Chronic lymphocytic leukemia (CLL) is a relatively rare cancer, but it is still the most prevalent leukemia in adults and there is, unfortunately, still no cure for this disease. But recent research published in the official journal of the Federation of Clinical Immunology Societies (FOCIS), Clinical Immunology, offers some newfound hope in better understanding the progression and/or regression of CLL.
This study aimed to establish a non-invasive approach to better visualize and quantify the presence of CLL disease within the spleen in a pre-clinical setting using a xenograft mouse model. Thanks to ultra-small superparamagnetic iron oxide-magnetic resonance imaging (USPIO-MRI) the researchers were able to monitor and evaluate chronic lymphocytic leukemia cell engraftment and response to treatment in the mouse xenogeneic transplantation model over a period of time. Furthermore, in-vivo tracking of a cancer’s progression in a living specimen also reduces the total number of mice (or rats) needed for any given study, because there is a diminished need to sacrifice the rodents throughout experimental protocols.
At Hera, we understand that imaging of cancer xenografts, especially metastasis models and disseminated tumor models, is becoming an important tool for pre-clinical research.
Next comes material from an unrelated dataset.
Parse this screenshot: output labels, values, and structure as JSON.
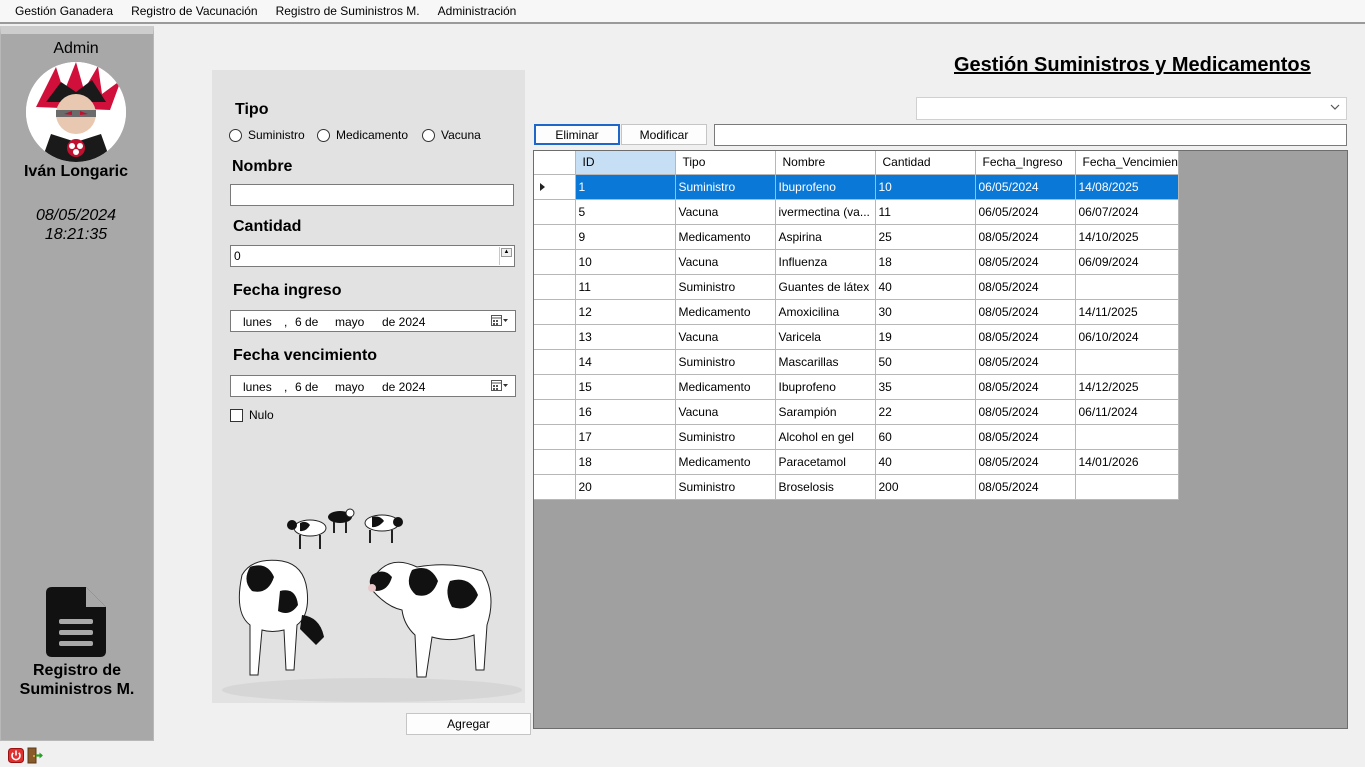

Our distinctive piggyBac technology allows us to efficiently create stable cell lines expressing luciferase for bioluminescence imaging or thymidine kinase (TK) for PET imaging. And we are currently developing leukemia xenograft models using our immunodeficient rat lines (Rag2 KO and our Rag2/II2rg double KO rat) which can be used in the same way as comparable SCID mouse models, but also provide advantages, including increased size, that have the potential to make a significant impact on oncology research utilizing in-vivo imaging.
As in-vivo imaging techniques, such as MRI, continue to progress, it is our hope that researchers will not only be better able to predict and understand the progression of CLL, but they will also be able to monitor and evaluate the efficacy of preclinical treatment therapies with the hopes of finding a cure for leukemia and other cancers. At Hera, we are committed to working with our research partners to provide superior xenograft rat models to help make this a reality.